|Subject: AN: Alatas says autonomy will win
Date: Sat, 27 Mar 1999 09:16:21 -0500
From: "John M. Miller" <email@example.com>
Direct ballot: SHOW HORTA EAST TIMORESE AGAIN CHOOSE INTEGRATION
Jakarta, March 22 (ANTARA) - The East Timorese have mainly declared independence through integration within Indonesia in 1975, and they need to declare it again in the coming UN-sponsored direct ballot, on the offer of the UN-backed autonomy package, Indonesian Foreign Minister Ali Alatas said here Monday. "It's high time for the East Timorese to show once again to Ramos Horta (and his friends) that they remain to choose independence through integration," he told a gathering on East Timor, organised by the Indonesian Council on World Affairs (ICWA), here. Speaking at the gathering, participated in by tens of pro-and-anti-East Timorese leaders, foreign observers, and active and former Indonesian diplomats, Alatas said the credibility of Ramos Horta, an anti-integrationist leader living in Australia, would be determined by the direct vote, hopefully held around July. Horta (and also other anti-integrationist leaders), have previously expressed the view that 95 percent of the population in East Timor (the former Portuguese colony for more than 400 years which integrated into Indonesia in 1976 following the issuance of the Balibo Declaration a year earlier), now prefers independence to integration. "If (most of) the East Timorese people still choose integration, Ramos Horta will be exposed by the world media that he is a liar of the world for years." "Thus, put your choice on autonomy, because it is the best choice for East Timor, Indonesia, and also for security in the Southeast Asian region," Alatas said, adding that the East Timorese people need to show their actual willingness in the direct ballot. The United Nations team, he said, would carry out the vote by asking 600,000 out of 800,000 East Timorese people living in the troubled province of East Timor and some 20,000 East Timorese people living abroad. The 20,000 East Timorese people are reported to live in Portugal, Australia, Macao (former Portuguese colony but now China's territory), and Canada. In this connection, if there is an unfairness in the direct ballot, it will be the responsibility of the UN-sponsored team, because the team is on the ground to carry out the voting, Alatas said. But, he said the team has ensured that there will be no unfairness or the like in the direct voting, on whether or not the East Timorese people will accept the UN-supported autonomy package. "The United Nations is now preparing its plan of action. It is up to the United Nations if it wants to set up its military observer. This direct ballot is its own work. We hope it will be carried out peacefully and secure," he said. On the final status of the troubled province, he reiterated that Indonesia would not be disturbed by whatever becomes the choice of the East Timorese people: still part of Indonesia with special status based on a wide-ranging autonomy or separated from Indonesia if they reject the autonomy package.

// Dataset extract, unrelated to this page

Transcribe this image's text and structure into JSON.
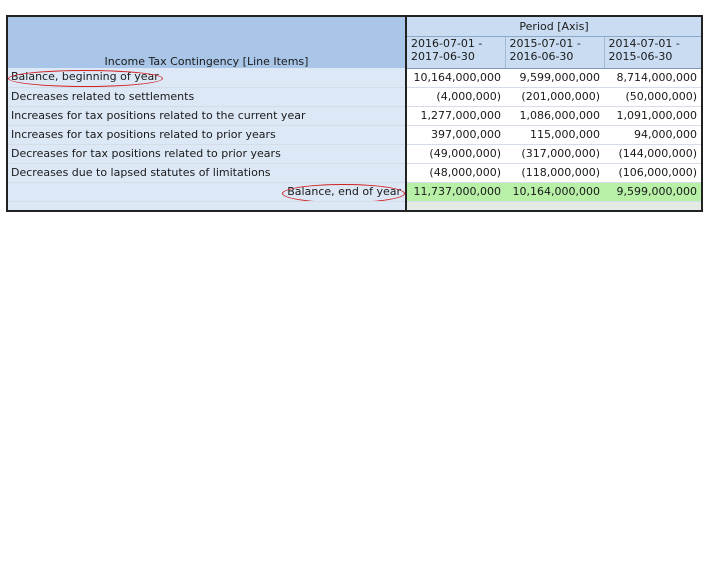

Peaceful solution Alatas further said it is nonsense if Indonesia is accused to have provoked a new civil war in East Timor, because the side effects of any civil war will mainly be the burden of this country as happened in 1975. "So, it is nonsense, to say we want the civil war again to happen in East Timor. But, in return, we keep on encouraging the East Timorese people to resume reconciliation among themselves," he said, adding Jakarta really wants a democratic and peaceful solution to the East Timor problem. On whether the East Timorese will still take part in the June 7 general election, Alatas said they would participate in the election, particularly to vote their representatives for the House of Representatives (DPR). East Timor remains an integral part of Indonesia until the holding of the election, and the locals need to have their representatives in the newly-elected DPR, whose members will be in charge of finalizing the final status of the territory in their general assembly. On the direct ballot as the approved mechanism of absorbing the East Timorese' view on the offer of the UN-supported autonomy package, Leondro I, coordinator of the National Political Commission of the CNRT (the anti-integrationist organisation whose Falintil is its arm/wing), said his organisation fully backed up the direct ballot. "We will accept the outcome of the direct vote, but we also hope that Indonesia will do the same thing," he told reporters on the sidelines of the gathering, which was also attended by former Fretilin president Abilio Araujo.